The view is contrary to that of other seers, who believe that a correction in gas prices is likely in this, the next or another near quarter. Here are a couple of reasons.

-- Producers are slashing E&P budgets, and most U.S. oil and gas producers are weighted to gas-targeted capex, so undifferentiated capex cuts would largely affect their gas-drilling plans.

-- Nearly a third of current U.S. gas production is from wells that have been brought online in the past year, notes Union Drilling Inc. chief executive Chris Strong. He addressed attendees at the Rodman & Renshaw annual global investment conference last week in New York.

The U.S. count for rigs targeting gas resources has grown from 200 to 1,500 since 2002, but all of that effort has resulted in roughly the same amount of annual gas supply, he notes.

And, some 6 trillion cubic feet of the 19 trillion of gas produced in the U.S. annually is now made from wells that have been producing less than one year. If the gas-focused rig count falls by 400, as some industry equity analysts suggest, “you’re going to have a significant production impact fairly quickly,” Strong says.

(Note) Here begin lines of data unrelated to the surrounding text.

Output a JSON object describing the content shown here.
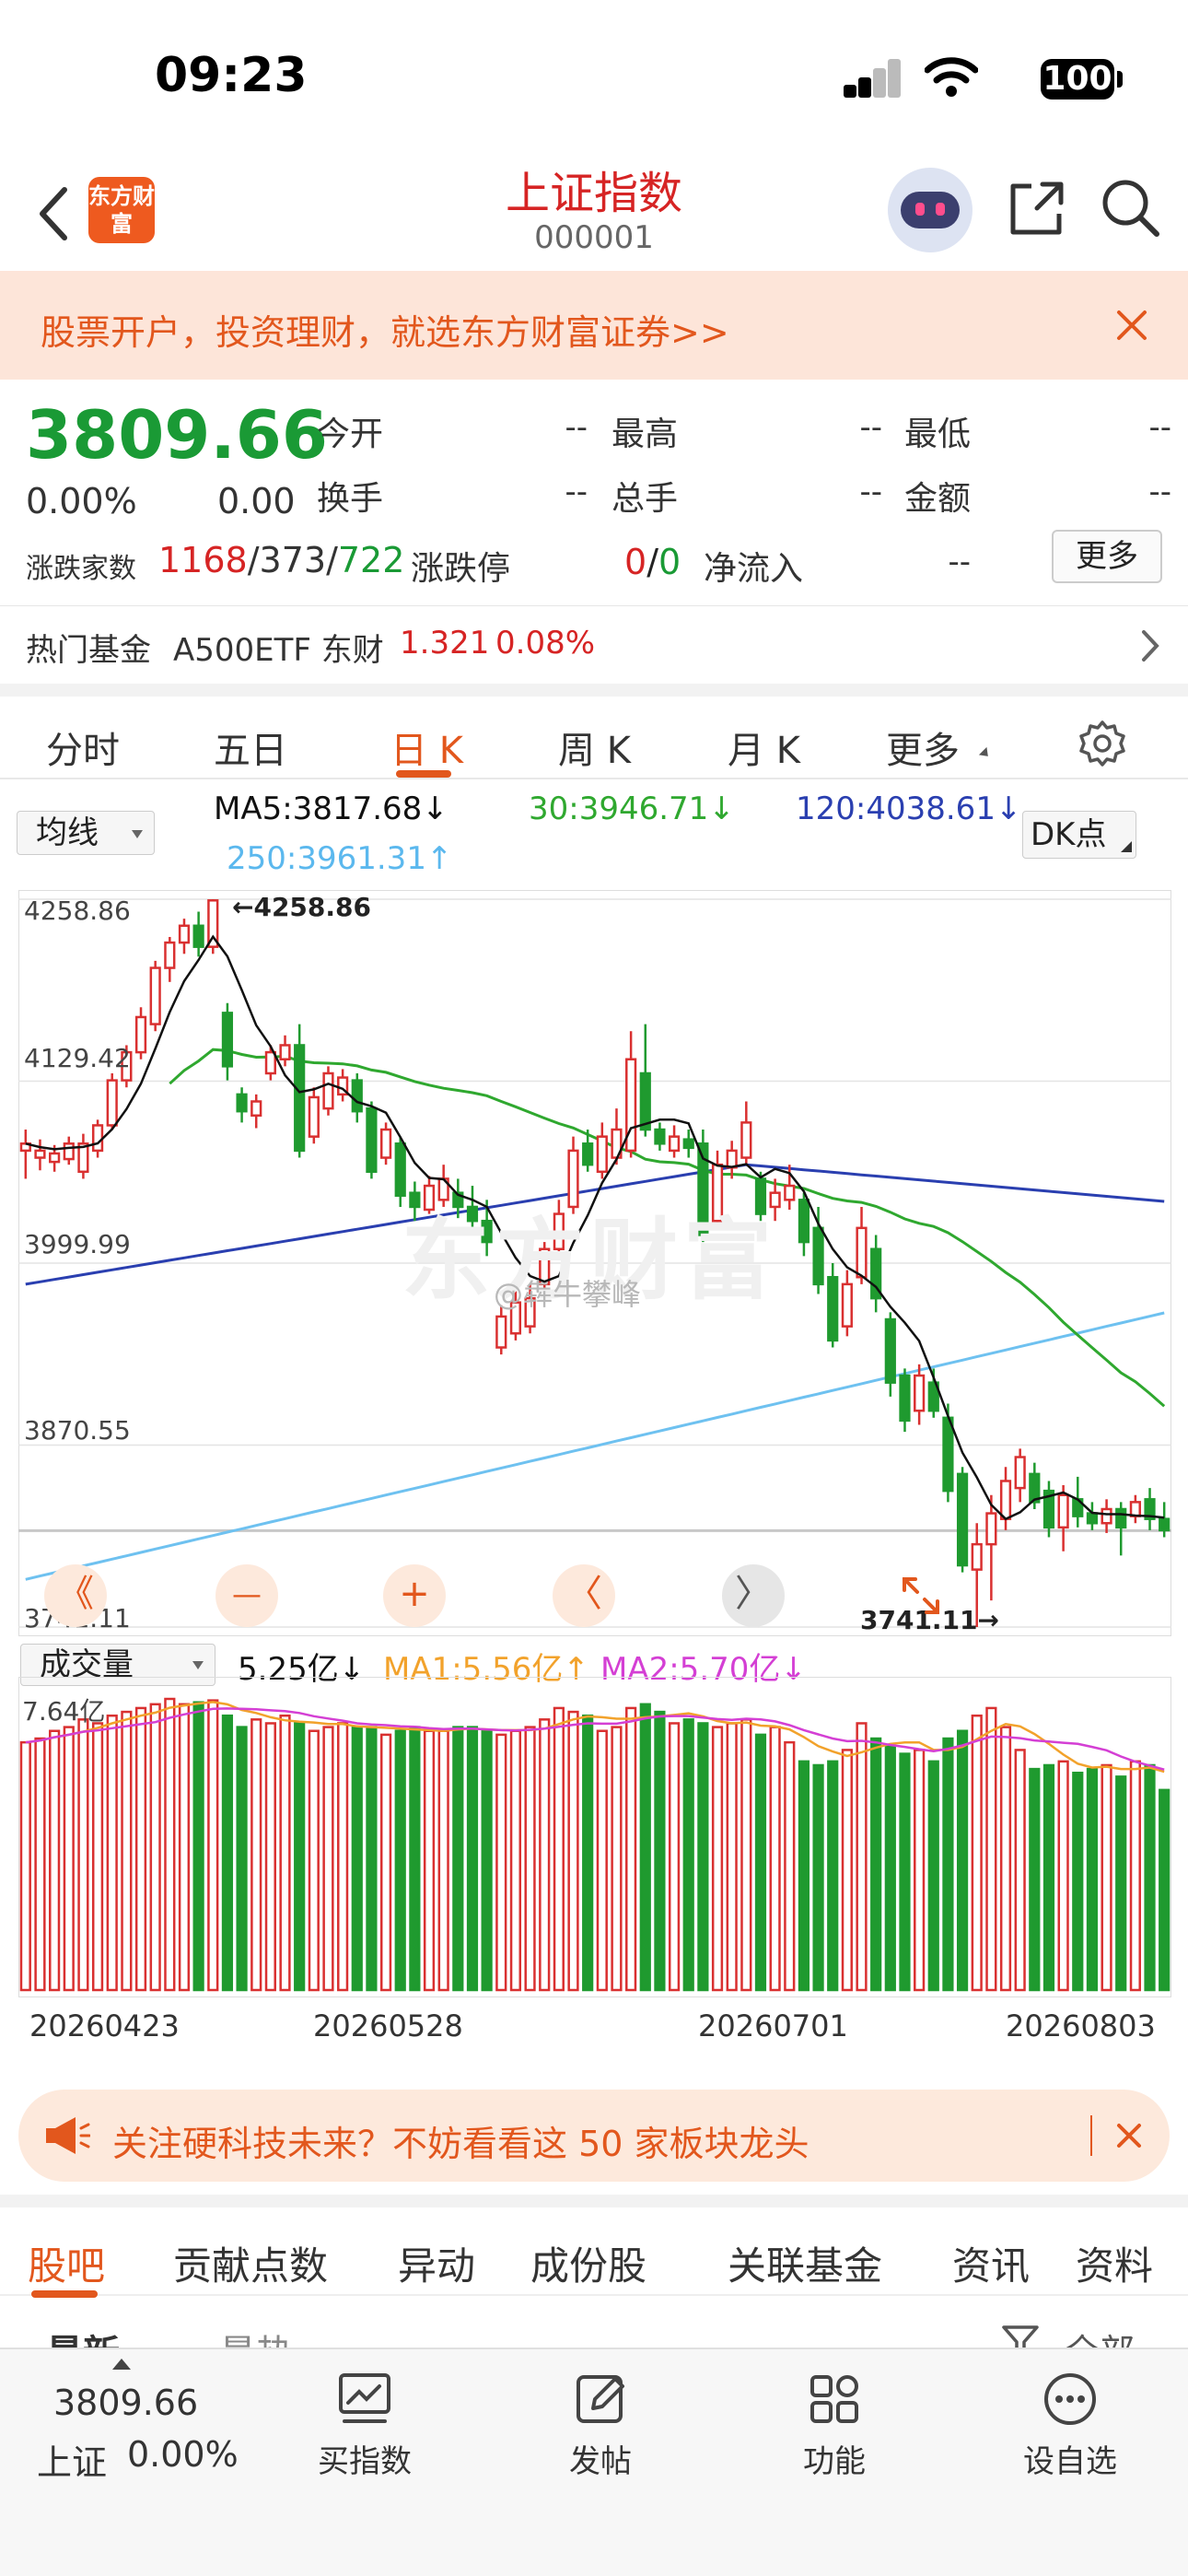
{
  "status": {
    "time": "09:23",
    "battery": "100"
  },
  "header": {
    "title": "上证指数",
    "code": "000001",
    "logo_text": "东方财富"
  },
  "banner": {
    "text": "股票开户，投资理财，就选东方财富证券>>"
  },
  "quote": {
    "price": "3809.66",
    "change_pct": "0.00%",
    "change": "0.00",
    "open_label": "今开",
    "open": "--",
    "high_label": "最高",
    "high": "--",
    "low_label": "最低",
    "low": "--",
    "turnover_label": "换手",
    "turnover": "--",
    "volume_label": "总手",
    "volume": "--",
    "amount_label": "金额",
    "amount": "--",
    "breadth_label": "涨跌家数",
    "up": "1168",
    "flat": "373",
    "down": "722",
    "limit_label": "涨跌停",
    "limit_up": "0",
    "limit_down": "0",
    "inflow_label": "净流入",
    "inflow": "--",
    "more": "更多",
    "fund_label": "热门基金",
    "fund_name": "A500ETF 东财",
    "fund_price": "1.321",
    "fund_pct": "0.08%"
  },
  "tabs": {
    "t1": "分时",
    "t2": "五日",
    "t3": "日 K",
    "t4": "周 K",
    "t5": "月 K",
    "t6": "更多"
  },
  "chart_header": {
    "indicator": "均线",
    "ma5": "MA5:3817.68",
    "ma30": "30:3946.71",
    "ma120": "120:4038.61",
    "ma250": "250:3961.31",
    "dk": "DK点",
    "vol_indicator": "成交量",
    "vol": "5.25亿",
    "vma1": "MA1:5.56亿",
    "vma2": "MA2:5.70亿"
  },
  "watermark": "东方财富",
  "weibo": "@犇牛攀峰",
  "chart_data": {
    "type": "candlestick",
    "y_ticks": [
      "4258.86",
      "4129.42",
      "3999.99",
      "3870.55",
      "3741.11"
    ],
    "ylim": [
      3741.11,
      4258.86
    ],
    "high_mark": "4258.86",
    "low_mark": "3741.11",
    "vol_max": "7.64亿",
    "x_ticks": [
      "20260423",
      "20260528",
      "20260701",
      "20260803"
    ],
    "colors": {
      "up": "#d93030",
      "down": "#1f9a2f",
      "ma5": "#111111",
      "ma30": "#2fa82f",
      "ma120": "#2a3fb0",
      "ma250": "#6ec1f0",
      "vma1": "#f2a22b",
      "vma2": "#d43fd4"
    },
    "candles": [
      [
        4080,
        4085,
        4060,
        4095
      ],
      [
        4075,
        4080,
        4066,
        4088
      ],
      [
        4072,
        4078,
        4065,
        4084
      ],
      [
        4074,
        4085,
        4070,
        4090
      ],
      [
        4065,
        4085,
        4060,
        4092
      ],
      [
        4080,
        4098,
        4075,
        4102
      ],
      [
        4098,
        4130,
        4095,
        4135
      ],
      [
        4130,
        4150,
        4125,
        4155
      ],
      [
        4150,
        4175,
        4145,
        4182
      ],
      [
        4170,
        4210,
        4165,
        4215
      ],
      [
        4210,
        4228,
        4200,
        4232
      ],
      [
        4228,
        4240,
        4220,
        4245
      ],
      [
        4240,
        4225,
        4218,
        4250
      ],
      [
        4225,
        4258,
        4220,
        4258.86
      ],
      [
        4178,
        4140,
        4130,
        4185
      ],
      [
        4120,
        4108,
        4100,
        4125
      ],
      [
        4105,
        4115,
        4096,
        4120
      ],
      [
        4135,
        4150,
        4130,
        4155
      ],
      [
        4145,
        4155,
        4140,
        4162
      ],
      [
        4155,
        4080,
        4075,
        4170
      ],
      [
        4090,
        4118,
        4085,
        4125
      ],
      [
        4110,
        4135,
        4105,
        4140
      ],
      [
        4120,
        4132,
        4115,
        4138
      ],
      [
        4130,
        4108,
        4100,
        4135
      ],
      [
        4110,
        4065,
        4060,
        4115
      ],
      [
        4075,
        4095,
        4070,
        4100
      ],
      [
        4085,
        4048,
        4040,
        4090
      ],
      [
        4050,
        4040,
        4030,
        4058
      ],
      [
        4038,
        4055,
        4035,
        4062
      ],
      [
        4045,
        4060,
        4040,
        4070
      ],
      [
        4050,
        4040,
        4032,
        4060
      ],
      [
        4040,
        4030,
        4025,
        4055
      ],
      [
        4030,
        4015,
        4005,
        4045
      ],
      [
        3940,
        3962,
        3935,
        3970
      ],
      [
        3950,
        3972,
        3945,
        3980
      ],
      [
        3955,
        3975,
        3950,
        3985
      ],
      [
        3985,
        4010,
        3980,
        4015
      ],
      [
        4010,
        4035,
        4005,
        4045
      ],
      [
        4040,
        4080,
        4035,
        4090
      ],
      [
        4085,
        4070,
        4065,
        4095
      ],
      [
        4065,
        4090,
        4060,
        4100
      ],
      [
        4075,
        4095,
        4070,
        4110
      ],
      [
        4080,
        4145,
        4075,
        4165
      ],
      [
        4135,
        4095,
        4090,
        4170
      ],
      [
        4095,
        4085,
        4080,
        4100
      ],
      [
        4080,
        4090,
        4075,
        4098
      ],
      [
        4088,
        4082,
        4075,
        4095
      ],
      [
        4085,
        4020,
        4015,
        4095
      ],
      [
        4030,
        4070,
        4025,
        4080
      ],
      [
        4068,
        4080,
        4060,
        4087
      ],
      [
        4075,
        4100,
        4070,
        4115
      ],
      [
        4060,
        4035,
        4030,
        4065
      ],
      [
        4040,
        4050,
        4030,
        4060
      ],
      [
        4045,
        4055,
        4038,
        4070
      ],
      [
        4045,
        4015,
        4005,
        4050
      ],
      [
        4025,
        3985,
        3978,
        4040
      ],
      [
        3990,
        3945,
        3940,
        4000
      ],
      [
        3955,
        3985,
        3948,
        3995
      ],
      [
        3990,
        4025,
        3985,
        4040
      ],
      [
        4010,
        3975,
        3965,
        4020
      ],
      [
        3960,
        3915,
        3905,
        3965
      ],
      [
        3920,
        3888,
        3880,
        3925
      ],
      [
        3895,
        3920,
        3885,
        3928
      ],
      [
        3915,
        3895,
        3890,
        3925
      ],
      [
        3890,
        3838,
        3830,
        3900
      ],
      [
        3850,
        3785,
        3780,
        3855
      ],
      [
        3782,
        3800,
        3741.11,
        3815
      ],
      [
        3800,
        3822,
        3760,
        3835
      ],
      [
        3818,
        3845,
        3810,
        3855
      ],
      [
        3840,
        3862,
        3830,
        3868
      ],
      [
        3850,
        3830,
        3825,
        3858
      ],
      [
        3838,
        3812,
        3805,
        3845
      ],
      [
        3812,
        3835,
        3795,
        3842
      ],
      [
        3832,
        3820,
        3812,
        3848
      ],
      [
        3822,
        3815,
        3810,
        3830
      ],
      [
        3815,
        3825,
        3808,
        3832
      ],
      [
        3825,
        3812,
        3792,
        3830
      ],
      [
        3820,
        3830,
        3815,
        3835
      ],
      [
        3832,
        3818,
        3810,
        3840
      ],
      [
        3818,
        3810,
        3805,
        3830
      ]
    ],
    "volumes": [
      6.5,
      6.6,
      6.8,
      6.9,
      7.1,
      7.0,
      7.2,
      7.3,
      7.4,
      7.5,
      7.64,
      7.5,
      7.55,
      7.6,
      7.2,
      6.9,
      7.1,
      7.0,
      7.2,
      7.0,
      6.8,
      6.9,
      7.0,
      6.9,
      6.9,
      6.7,
      6.8,
      6.9,
      6.8,
      6.8,
      6.9,
      6.9,
      6.8,
      6.7,
      6.8,
      6.9,
      7.1,
      7.4,
      7.3,
      7.2,
      6.8,
      6.9,
      7.4,
      7.5,
      7.3,
      7.0,
      7.1,
      7.0,
      6.9,
      7.0,
      7.1,
      6.7,
      6.9,
      6.5,
      6.0,
      5.9,
      6.0,
      6.3,
      7.0,
      6.6,
      6.4,
      6.2,
      6.3,
      6.0,
      6.6,
      6.8,
      7.2,
      7.4,
      6.9,
      6.3,
      5.8,
      5.9,
      6.0,
      5.7,
      5.8,
      5.9,
      5.6,
      6.0,
      5.9,
      5.25
    ]
  },
  "zoom": {
    "left": "《",
    "minus": "—",
    "plus": "+",
    "prev": "〈",
    "next": "〉"
  },
  "promo": {
    "text": "关注硬科技未来？不妨看看这 50 家板块龙头"
  },
  "subtabs": {
    "s1": "股吧",
    "s2": "贡献点数",
    "s3": "异动",
    "s4": "成份股",
    "s5": "关联基金",
    "s6": "资讯",
    "s7": "资料"
  },
  "peek": {
    "p1": "最新",
    "p2": "最热",
    "p3": "全部"
  },
  "bottom": {
    "price": "3809.66",
    "name": "上证",
    "pct": "0.00%",
    "buy": "买指数",
    "post": "发帖",
    "func": "功能",
    "watch": "设自选"
  }
}
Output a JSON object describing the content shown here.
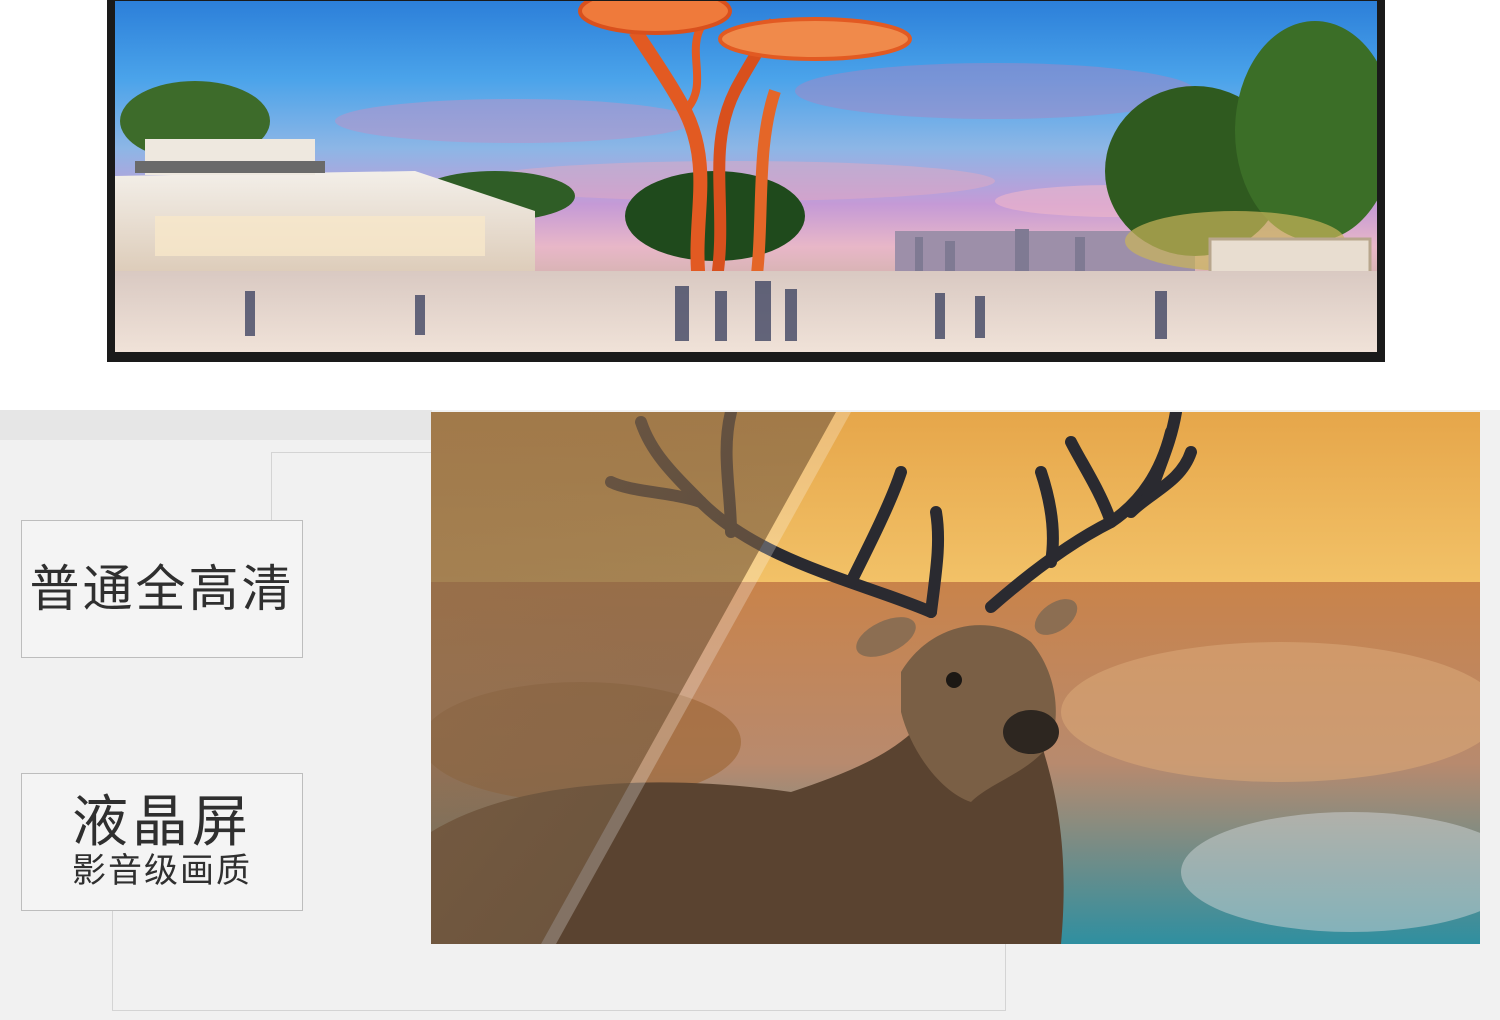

Furthermore, IHS Herold Inc. analysts John B. Parry and Daniel T. Pratt report that half of the natural gas consumed in the U.S. in 2007 was produced from wells drilled within the previous 40 months. In 2005, half of gas production was from wells drilled in the previous 48 months, they add.

Referring to a graphic accompanying their report, they add, “Should producers rein in their drilling plans, as many are currently doing, the implied production-decline rates could rapidly reverse the current ‘mini-bubble’ and drive natural gas prices higher, economic conditions permitting.”

The opinions of each—Butter on one side; Strong and Parry/Pratt on the other—differ widely. U.S. gas producers are hoping for sooner, and not later.

Of course, there could be a driver of new U.S. gas drilling that is counter to commodity-price fundamentals—strategic drilling for the sake of holding acreage by production, such as in Haynesville and other shale plays.

Still, a year of for-purposes-of-HBP-only drilling is not likely to replace a third of annual U.S. gas supply. Also, the wells can be drilled but don’t have to be put into sales. If increased take-away capacity from these big gas plays is suspended due to capital constraints, there won’t be the pipe to put it in.

–Nissa Darbonne, Executive Editor, Oil and Gas Investor, A&D Watch, Today,,;